** Required work **
Copy each line below in which the string "dept" occurs.

### Record extracts

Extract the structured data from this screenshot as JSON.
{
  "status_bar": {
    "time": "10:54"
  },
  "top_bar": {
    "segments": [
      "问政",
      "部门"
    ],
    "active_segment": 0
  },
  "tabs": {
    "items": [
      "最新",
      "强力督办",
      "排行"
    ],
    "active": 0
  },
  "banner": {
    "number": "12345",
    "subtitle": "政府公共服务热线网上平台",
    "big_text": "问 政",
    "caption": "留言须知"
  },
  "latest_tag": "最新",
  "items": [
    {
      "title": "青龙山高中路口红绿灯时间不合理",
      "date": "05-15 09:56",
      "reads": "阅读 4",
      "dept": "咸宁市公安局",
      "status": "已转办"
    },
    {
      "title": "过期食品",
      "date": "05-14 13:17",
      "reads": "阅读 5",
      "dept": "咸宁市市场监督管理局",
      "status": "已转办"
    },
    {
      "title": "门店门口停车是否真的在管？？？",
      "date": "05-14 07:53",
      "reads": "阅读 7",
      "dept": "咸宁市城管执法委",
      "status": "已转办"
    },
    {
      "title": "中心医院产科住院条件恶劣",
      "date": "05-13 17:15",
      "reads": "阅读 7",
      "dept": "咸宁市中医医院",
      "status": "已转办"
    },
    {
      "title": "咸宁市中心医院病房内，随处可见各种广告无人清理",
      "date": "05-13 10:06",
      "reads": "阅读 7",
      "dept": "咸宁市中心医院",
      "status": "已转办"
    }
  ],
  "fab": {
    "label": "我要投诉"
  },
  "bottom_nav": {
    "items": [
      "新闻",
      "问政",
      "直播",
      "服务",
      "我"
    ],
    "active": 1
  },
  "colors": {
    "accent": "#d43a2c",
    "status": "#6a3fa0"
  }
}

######
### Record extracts

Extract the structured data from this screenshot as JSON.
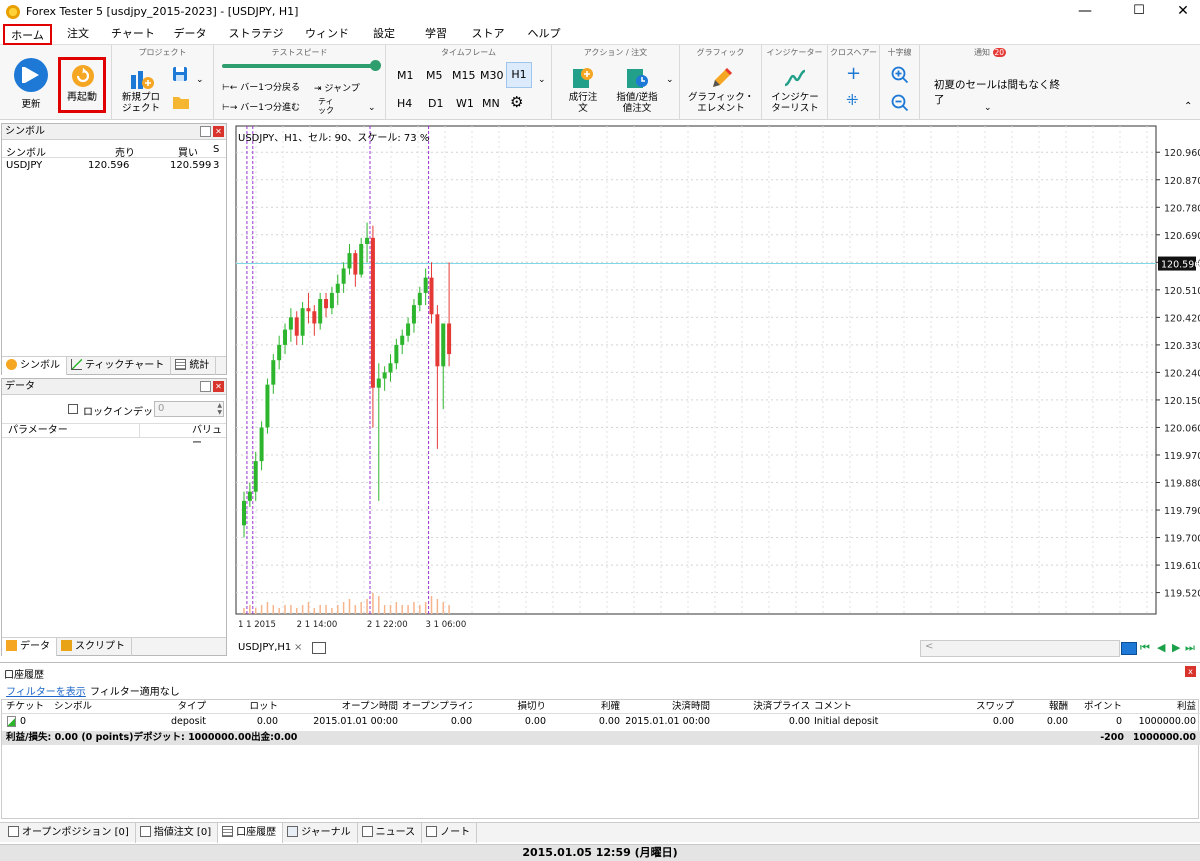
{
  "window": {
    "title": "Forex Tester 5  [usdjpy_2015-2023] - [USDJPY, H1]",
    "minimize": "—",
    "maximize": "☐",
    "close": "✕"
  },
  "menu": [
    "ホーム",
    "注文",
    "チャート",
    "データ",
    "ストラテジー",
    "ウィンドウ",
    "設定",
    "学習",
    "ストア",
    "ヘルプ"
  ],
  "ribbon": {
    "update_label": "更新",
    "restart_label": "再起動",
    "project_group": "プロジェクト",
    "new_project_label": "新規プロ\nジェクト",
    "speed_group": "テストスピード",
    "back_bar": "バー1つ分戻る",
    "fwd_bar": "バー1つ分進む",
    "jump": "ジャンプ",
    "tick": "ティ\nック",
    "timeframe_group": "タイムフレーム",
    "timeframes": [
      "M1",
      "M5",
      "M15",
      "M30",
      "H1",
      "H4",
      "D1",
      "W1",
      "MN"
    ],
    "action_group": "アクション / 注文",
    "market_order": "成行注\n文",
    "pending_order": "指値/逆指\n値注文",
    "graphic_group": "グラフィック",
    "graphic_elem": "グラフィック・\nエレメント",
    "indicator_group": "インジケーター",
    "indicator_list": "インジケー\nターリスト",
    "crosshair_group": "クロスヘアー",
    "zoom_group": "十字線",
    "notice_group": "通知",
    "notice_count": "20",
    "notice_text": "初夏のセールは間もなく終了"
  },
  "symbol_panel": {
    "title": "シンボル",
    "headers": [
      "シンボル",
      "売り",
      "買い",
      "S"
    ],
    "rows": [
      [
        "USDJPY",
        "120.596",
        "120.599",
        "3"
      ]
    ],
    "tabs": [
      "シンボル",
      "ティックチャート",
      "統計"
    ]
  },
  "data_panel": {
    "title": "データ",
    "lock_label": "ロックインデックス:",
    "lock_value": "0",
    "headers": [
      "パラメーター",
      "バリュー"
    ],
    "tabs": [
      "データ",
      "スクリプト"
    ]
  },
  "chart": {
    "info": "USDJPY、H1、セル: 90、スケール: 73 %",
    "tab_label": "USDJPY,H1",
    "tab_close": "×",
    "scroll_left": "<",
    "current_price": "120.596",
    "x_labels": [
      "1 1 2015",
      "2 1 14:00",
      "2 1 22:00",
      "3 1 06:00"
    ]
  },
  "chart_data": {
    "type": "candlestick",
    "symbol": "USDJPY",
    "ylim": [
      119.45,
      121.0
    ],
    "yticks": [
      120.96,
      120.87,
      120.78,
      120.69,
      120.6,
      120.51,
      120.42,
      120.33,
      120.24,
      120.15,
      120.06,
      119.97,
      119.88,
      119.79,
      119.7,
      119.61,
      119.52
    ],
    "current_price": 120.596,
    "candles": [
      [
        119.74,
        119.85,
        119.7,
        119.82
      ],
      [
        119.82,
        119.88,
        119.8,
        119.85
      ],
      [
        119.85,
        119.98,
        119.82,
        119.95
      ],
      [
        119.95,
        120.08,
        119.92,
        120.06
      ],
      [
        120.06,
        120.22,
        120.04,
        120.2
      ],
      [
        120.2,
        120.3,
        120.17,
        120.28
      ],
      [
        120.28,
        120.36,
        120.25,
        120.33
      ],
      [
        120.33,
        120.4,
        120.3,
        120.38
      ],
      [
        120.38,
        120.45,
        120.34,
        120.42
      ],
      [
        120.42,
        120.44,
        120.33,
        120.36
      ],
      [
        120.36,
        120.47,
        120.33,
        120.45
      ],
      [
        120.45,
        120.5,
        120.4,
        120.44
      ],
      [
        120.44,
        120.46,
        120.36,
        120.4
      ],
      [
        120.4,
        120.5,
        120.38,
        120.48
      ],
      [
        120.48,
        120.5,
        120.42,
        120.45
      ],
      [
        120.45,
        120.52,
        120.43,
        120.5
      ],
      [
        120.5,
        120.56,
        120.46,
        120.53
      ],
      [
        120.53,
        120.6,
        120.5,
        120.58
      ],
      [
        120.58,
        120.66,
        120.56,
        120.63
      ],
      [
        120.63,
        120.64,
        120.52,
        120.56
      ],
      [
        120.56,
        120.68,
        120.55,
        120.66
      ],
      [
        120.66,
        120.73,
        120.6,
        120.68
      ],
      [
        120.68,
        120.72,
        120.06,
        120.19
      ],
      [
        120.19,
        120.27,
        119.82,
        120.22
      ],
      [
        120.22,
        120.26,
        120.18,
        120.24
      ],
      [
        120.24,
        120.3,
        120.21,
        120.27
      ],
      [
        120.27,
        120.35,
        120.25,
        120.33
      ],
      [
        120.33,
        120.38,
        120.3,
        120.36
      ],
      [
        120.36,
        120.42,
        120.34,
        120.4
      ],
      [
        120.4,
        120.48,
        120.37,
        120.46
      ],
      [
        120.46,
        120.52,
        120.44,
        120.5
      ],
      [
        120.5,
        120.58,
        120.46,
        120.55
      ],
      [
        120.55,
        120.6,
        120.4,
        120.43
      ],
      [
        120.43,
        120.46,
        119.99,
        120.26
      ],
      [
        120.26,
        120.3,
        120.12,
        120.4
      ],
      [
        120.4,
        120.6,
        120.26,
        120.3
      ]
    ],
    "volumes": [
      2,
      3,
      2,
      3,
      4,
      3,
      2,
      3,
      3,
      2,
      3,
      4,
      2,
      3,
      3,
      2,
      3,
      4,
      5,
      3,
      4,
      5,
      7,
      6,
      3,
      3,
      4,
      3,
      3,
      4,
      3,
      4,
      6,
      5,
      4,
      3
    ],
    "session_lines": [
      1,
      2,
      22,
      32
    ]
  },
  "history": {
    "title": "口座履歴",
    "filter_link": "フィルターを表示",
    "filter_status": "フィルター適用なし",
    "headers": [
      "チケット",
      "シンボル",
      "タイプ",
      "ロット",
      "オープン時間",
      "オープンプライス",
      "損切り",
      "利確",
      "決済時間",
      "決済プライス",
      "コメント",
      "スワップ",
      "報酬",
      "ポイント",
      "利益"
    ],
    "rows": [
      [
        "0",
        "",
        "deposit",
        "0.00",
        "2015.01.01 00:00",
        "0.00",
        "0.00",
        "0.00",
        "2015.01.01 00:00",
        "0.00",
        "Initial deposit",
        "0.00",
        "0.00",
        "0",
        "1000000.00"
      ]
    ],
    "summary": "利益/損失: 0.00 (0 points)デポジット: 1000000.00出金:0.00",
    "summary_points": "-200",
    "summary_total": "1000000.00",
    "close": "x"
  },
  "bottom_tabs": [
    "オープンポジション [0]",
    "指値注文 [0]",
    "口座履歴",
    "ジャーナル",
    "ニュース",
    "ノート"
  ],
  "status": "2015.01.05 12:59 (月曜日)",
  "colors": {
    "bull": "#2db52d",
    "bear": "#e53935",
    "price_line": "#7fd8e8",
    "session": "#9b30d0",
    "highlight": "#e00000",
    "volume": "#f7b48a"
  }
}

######

** Task result **
      "dept": "咸宁市公安局",
      "dept": "咸宁市市场监督管理局",
      "dept": "咸宁市城管执法委",
      "dept": "咸宁市中医医院",
      "dept": "咸宁市中心医院",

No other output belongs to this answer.